A Daily Telegraph sports writer who should surely have known better has recently called England’s defeat by Iceland in the last European Championship the worst in its history. A view endorsed by a less culpable generalist sports correspondent on BBC London TV.

Call that defeat by Iceland a disaster, a humiliation, anything you like, but it paled by comparison with an England team’s 1-0 defeat in Belo Horizonte in the 1950 World Cup by a USA team made up of part-time obscurities, even if a handful of them were only dubiously qualified.

True, there had been an implicit warning when the Americans had lost only 3-1 to Chile in the same group. John Souza from Fall River, an isolated outpost of good football, was an inside left worthy of a place in most of the competing teams, who would keep the English defence on the alert throughout. Other American players rose supremely above themselves. Ed McIlvenny, the right-half and captain, was in fact a Scot who had recently been given a free transfer by Wrexham.

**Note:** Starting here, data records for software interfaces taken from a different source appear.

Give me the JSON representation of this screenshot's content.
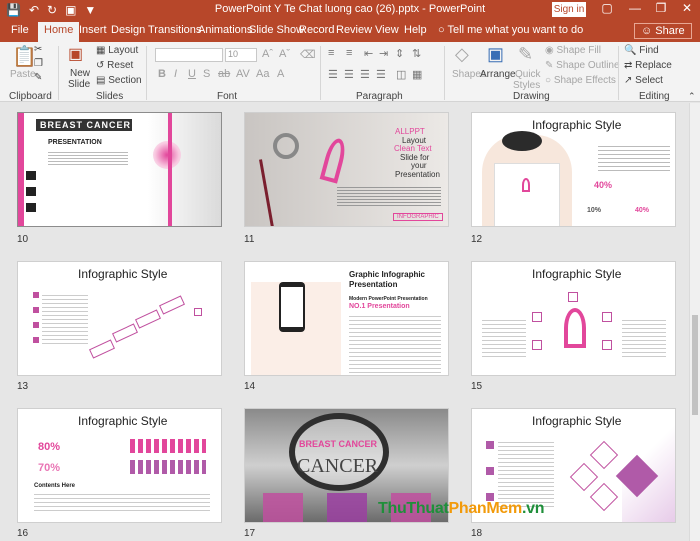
{
  "window": {
    "title": "PowerPoint Y Te Chat luong cao (26).pptx  -  PowerPoint",
    "signin": "Sign in"
  },
  "tabs": [
    "File",
    "Home",
    "Insert",
    "Design",
    "Transitions",
    "Animations",
    "Slide Show",
    "Record",
    "Review",
    "View",
    "Help"
  ],
  "active_tab": "Home",
  "tellme": "Tell me what you want to do",
  "share": "Share",
  "ribbon": {
    "paste": "Paste",
    "clipboard": "Clipboard",
    "new_slide_1": "New",
    "new_slide_2": "Slide",
    "layout": "Layout",
    "reset": "Reset",
    "section": "Section",
    "slides": "Slides",
    "font_size": "10",
    "font": "Font",
    "paragraph": "Paragraph",
    "shapes": "Shapes",
    "arrange": "Arrange",
    "quick_1": "Quick",
    "quick_2": "Styles",
    "shape_fill": "Shape Fill",
    "shape_outline": "Shape Outline",
    "shape_effects": "Shape Effects",
    "drawing": "Drawing",
    "find": "Find",
    "replace": "Replace",
    "select": "Select",
    "editing": "Editing"
  },
  "slides": [
    {
      "num": "10",
      "title": "BREAST CANCER",
      "subtitle": "PRESENTATION"
    },
    {
      "num": "11",
      "line1": "ALLPPT",
      "line2": "Layout",
      "line3": "Clean Text",
      "line4": "Slide for",
      "line5": "your",
      "line6": "Presentation",
      "tag": "INFOGRAPHIC"
    },
    {
      "num": "12",
      "title": "Infographic Style",
      "p1": "40%",
      "p2": "10%",
      "p3": "40%"
    },
    {
      "num": "13",
      "title": "Infographic Style"
    },
    {
      "num": "14",
      "title1": "Graphic Infographic",
      "title2": "Presentation",
      "sub": "Modern PowerPoint Presentation",
      "no1": "NO.1 Presentation"
    },
    {
      "num": "15",
      "title": "Infographic Style"
    },
    {
      "num": "16",
      "title": "Infographic Style",
      "p1": "80%",
      "p2": "70%",
      "contents": "Contents Here"
    },
    {
      "num": "17",
      "title": "BREAST CANCER",
      "word": "CANCER"
    },
    {
      "num": "18",
      "title": "Infographic Style"
    }
  ],
  "watermark": {
    "a": "ThuThuat",
    "b": "PhanMem",
    "c": ".vn"
  },
  "colors": {
    "accent": "#b7472a",
    "pink": "#e2479b"
  }
}
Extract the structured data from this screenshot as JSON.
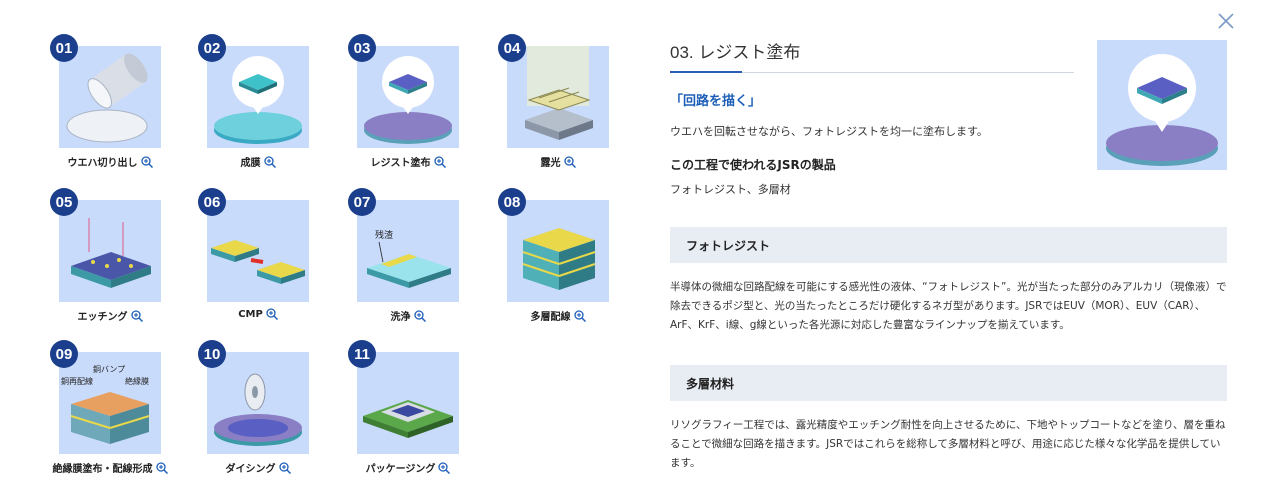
{
  "steps": [
    {
      "num": "01",
      "label": "ウエハ切り出し"
    },
    {
      "num": "02",
      "label": "成膜"
    },
    {
      "num": "03",
      "label": "レジスト塗布"
    },
    {
      "num": "04",
      "label": "露光"
    },
    {
      "num": "05",
      "label": "エッチング"
    },
    {
      "num": "06",
      "label": "CMP"
    },
    {
      "num": "07",
      "label": "洗浄"
    },
    {
      "num": "08",
      "label": "多層配線"
    },
    {
      "num": "09",
      "label": "絶縁膜塗布・配線形成"
    },
    {
      "num": "10",
      "label": "ダイシング"
    },
    {
      "num": "11",
      "label": "パッケージング"
    }
  ],
  "illustration_labels": {
    "residue": "残渣",
    "copper_bump": "銅バンプ",
    "copper_rewiring": "銅再配線",
    "insulating_film": "絶縁膜"
  },
  "detail": {
    "title": "03. レジスト塗布",
    "subtitle": "「回路を描く」",
    "description": "ウエハを回転させながら、フォトレジストを均一に塗布します。",
    "products_heading": "この工程で使われるJSRの製品",
    "products": "フォトレジスト、多層材",
    "sections": [
      {
        "heading": "フォトレジスト",
        "lines": [
          "半導体の微細な回路配線を可能にする感光性の液体、“フォトレジスト”。光が当たった部分のみアルカリ（現像液）で",
          "除去できるポジ型と、光の当たったところだけ硬化するネガ型があります。JSRではEUV（MOR）、EUV（CAR）、",
          "ArF、KrF、i線、g線といった各光源に対応した豊富なラインナップを揃えています。"
        ]
      },
      {
        "heading": "多層材料",
        "lines": [
          "リソグラフィー工程では、露光精度やエッチング耐性を向上させるために、下地やトップコートなどを塗り、層を重ね",
          "ることで微細な回路を描きます。JSRではこれらを総称して多層材料と呼び、用途に応じた様々な化学品を提供してい",
          "ます。"
        ]
      }
    ]
  },
  "colors": {
    "badge": "#1b3f8c",
    "thumb_bg": "#c9dbfb",
    "accent": "#1d5fb8",
    "section_bg": "#e8ecf3"
  }
}
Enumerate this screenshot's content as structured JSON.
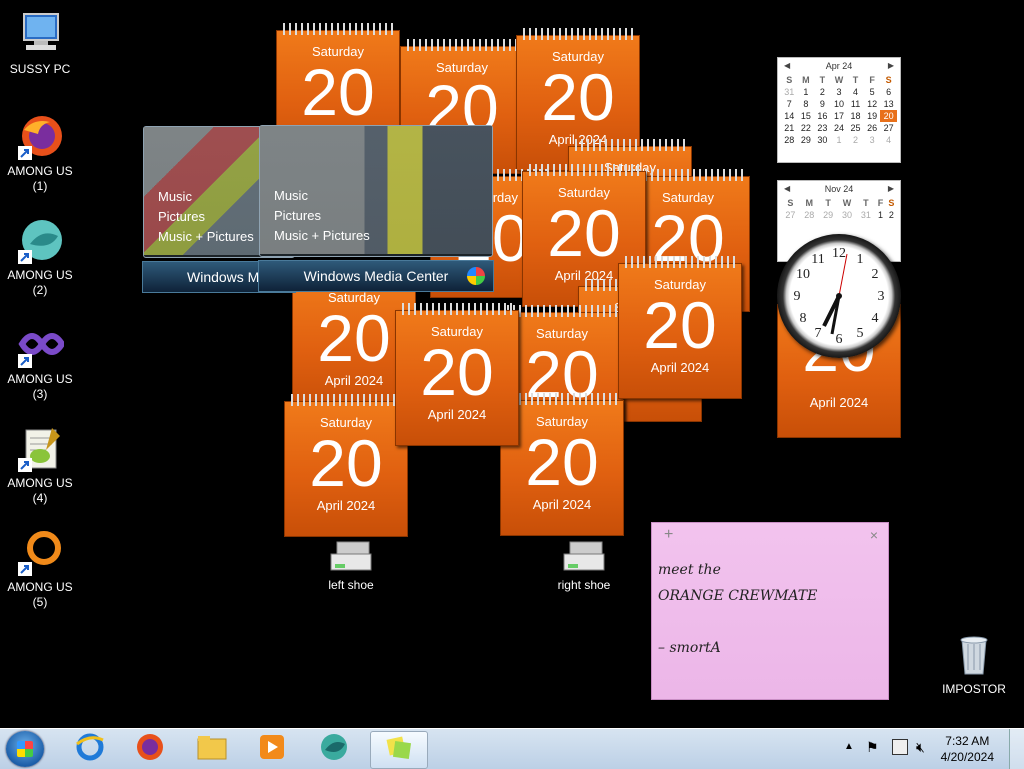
{
  "desktop_icons": [
    {
      "label": "SUSSY PC"
    },
    {
      "label": "AMONG US\n(1)"
    },
    {
      "label": "AMONG US\n(2)"
    },
    {
      "label": "AMONG US\n(3)"
    },
    {
      "label": "AMONG US\n(4)"
    },
    {
      "label": "AMONG US\n(5)"
    },
    {
      "label": "left shoe"
    },
    {
      "label": "right shoe"
    },
    {
      "label": "IMPOSTOR"
    }
  ],
  "calendar_gadget": {
    "day": "Saturday",
    "number": "20",
    "month_year": "April 2024"
  },
  "media_center": {
    "menu": [
      "Music",
      "Pictures",
      "Music + Pictures"
    ],
    "title": "Windows Media Center",
    "title_partial": "Windows M"
  },
  "month_calendars": [
    {
      "title": "Apr 24",
      "headers": [
        "S",
        "M",
        "T",
        "W",
        "T",
        "F",
        "S"
      ],
      "rows": [
        [
          "31",
          "1",
          "2",
          "3",
          "4",
          "5",
          "6"
        ],
        [
          "7",
          "8",
          "9",
          "10",
          "11",
          "12",
          "13"
        ],
        [
          "14",
          "15",
          "16",
          "17",
          "18",
          "19",
          "20"
        ],
        [
          "21",
          "22",
          "23",
          "24",
          "25",
          "26",
          "27"
        ],
        [
          "28",
          "29",
          "30",
          "1",
          "2",
          "3",
          "4"
        ]
      ]
    },
    {
      "title": "Nov 24",
      "headers": [
        "S",
        "M",
        "T",
        "W",
        "T",
        "F",
        "S"
      ],
      "rows": [
        [
          "27",
          "28",
          "29",
          "30",
          "31",
          "1",
          "2"
        ]
      ]
    }
  ],
  "clock": {
    "numbers": [
      "12",
      "1",
      "2",
      "3",
      "4",
      "5",
      "6",
      "7",
      "8",
      "9",
      "10",
      "11"
    ]
  },
  "sticky_note": {
    "plus": "+",
    "close": "×",
    "text": "meet the\nORANGE CREWMATE\n\n– smortA"
  },
  "taskbar": {
    "time": "7:32 AM",
    "date": "4/20/2024",
    "items": [
      "internet-explorer",
      "firefox",
      "file-explorer",
      "media-player",
      "among-us",
      "sticky-notes"
    ]
  },
  "colors": {
    "gadget_orange": "#e8681a",
    "desktop": "#000000",
    "note_pink": "#efbcea"
  }
}
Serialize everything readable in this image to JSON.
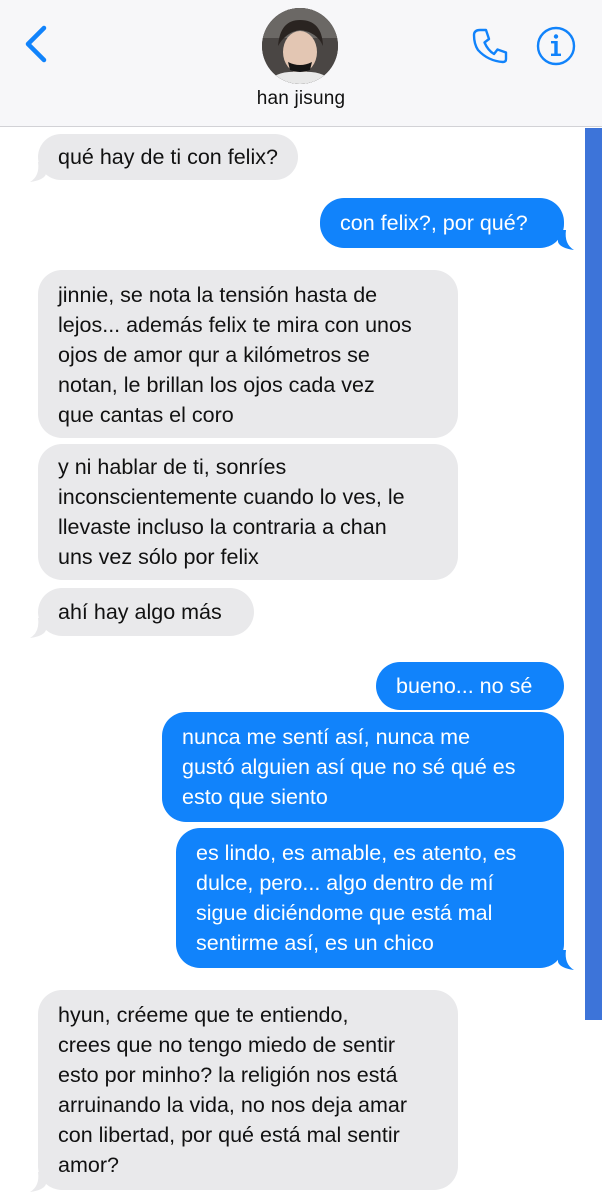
{
  "contact": {
    "name": "han jisung",
    "avatar_icon": "person-avatar"
  },
  "header": {
    "back_icon": "chevron-left-icon",
    "call_icon": "phone-icon",
    "info_icon": "info-icon",
    "accent_color": "#1183fb"
  },
  "messages": [
    {
      "from": "them",
      "lines": [
        "qué hay de ti con felix?"
      ]
    },
    {
      "from": "me",
      "lines": [
        "con felix?, por qué?"
      ]
    },
    {
      "from": "them",
      "lines": [
        "jinnie, se nota la tensión hasta de",
        "lejos... además felix te mira con unos",
        "ojos de amor qur a kilómetros se",
        "notan, le brillan los ojos cada vez",
        "que cantas el coro"
      ]
    },
    {
      "from": "them",
      "lines": [
        "y ni hablar de ti, sonríes",
        "inconscientemente cuando lo ves, le",
        "llevaste incluso la contraria a chan",
        "uns vez sólo por felix"
      ]
    },
    {
      "from": "them",
      "lines": [
        "ahí hay algo más"
      ]
    },
    {
      "from": "me",
      "lines": [
        "bueno... no sé"
      ]
    },
    {
      "from": "me",
      "lines": [
        "nunca me sentí así, nunca me",
        "gustó alguien así que no sé qué es",
        "esto que siento"
      ]
    },
    {
      "from": "me",
      "lines": [
        "es lindo, es amable, es atento, es",
        "dulce, pero... algo dentro de mí",
        "sigue diciéndome que está mal",
        "sentirme así, es un chico"
      ]
    },
    {
      "from": "them",
      "lines": [
        "hyun, créeme que te entiendo,",
        "crees que no tengo miedo de sentir",
        "esto por minho? la religión nos está",
        "arruinando la vida, no nos deja amar",
        "con libertad, por qué está mal sentir",
        "amor?"
      ]
    }
  ]
}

Yet everything seemed in England’s favour. Away from the clammy conditions of Rio, they could now breathe crisp mountain air, even if the stadium was primitive, the pitch bumpy. And on paper, at least, that England team utterly surpassed the doomed side which so many years later would succumb to Iceland; most of whose players were operating for established European clubs.

Disdaining the primitive dressing rooms at the Belo Horizonte ground, the England team prepared in the comfortable quarters afforded to them in the Morre Velho English-owned nearby goldmine. The sole selecter, Arthur Drewery from Grimsby, decided sensibly enough to field a full English eleven which would not include the peerless Stanley Matthows on the right flank. But why in these circumstances should it? The team had the acrobatic Bert Williams in goal, Alf Ramsey, a future World Cup-winning manager, at right-back, Stan Mortensen and Wilf Mannion as the celebrated inside forwards, the famously elusive Tom Finney on the right wing. And England couldn’t score!

Chance after chance was missed. Borghi was defiant in the American goal. And suddenly, after 37 minutes, the incredible happened: the Americans scored. A cross, or was it an attempted shot by their wing-half Bahr, was met by the head of the British born centre-forward Joe Gaetjens just before Bert Williams could reach the ball.

There would for all England’s pressure and desperation, be no other scoring. “That’s all we need to make the game go in the United States,” enthused the USA manager Bill Jeffrey, but the great American sports public simply turned over and went back to sleep.

“The Americans were fitter, faster, better fighters,” said Stanley Rous, the dominating FA Secretary. That seemed a little controversial, but there was no gainsaying the result. A deep disaster.


Jack Wilshere for England? It alas seems unlikely, even though the form he recently showed – admittedly against mere Doncaster Rovers – in a League Cup game suggested he was firing on all cylinders again, after breaking a leg while on loan with Bournemouth.

For Wilshere, whose two splendid goals not so long ago saved England’s face in Slovenia, it will be hard to win a place in the Gunners’ top team, where midfielders abound. In their victory, 2-0 over West Bromwich Albion, even that highly talented central midfielder Aaron Ramsey was largely deployed out of position on the right flank.

But who in that prosaic England team in capable in the old Italian phrase of inventing the game? Wilshere in form can do it. But he will have to wait at least till the markets open again in January if he is to move to first-team football elsewhere. In the meantime, what other English player is so capable of passing the ball to such effect?


Talking of irrelevante competitions, what of the Europa League? Once upon a time we had a vibrant Cup-winners Cup, but one major club after another has joined the senior European competition and the present Thursday competition is devoid of glamour.

There has been a kind of Gadarene rush by major clubs to a senior competition which is now arguably over populated. But there is little hope of turning back the clock.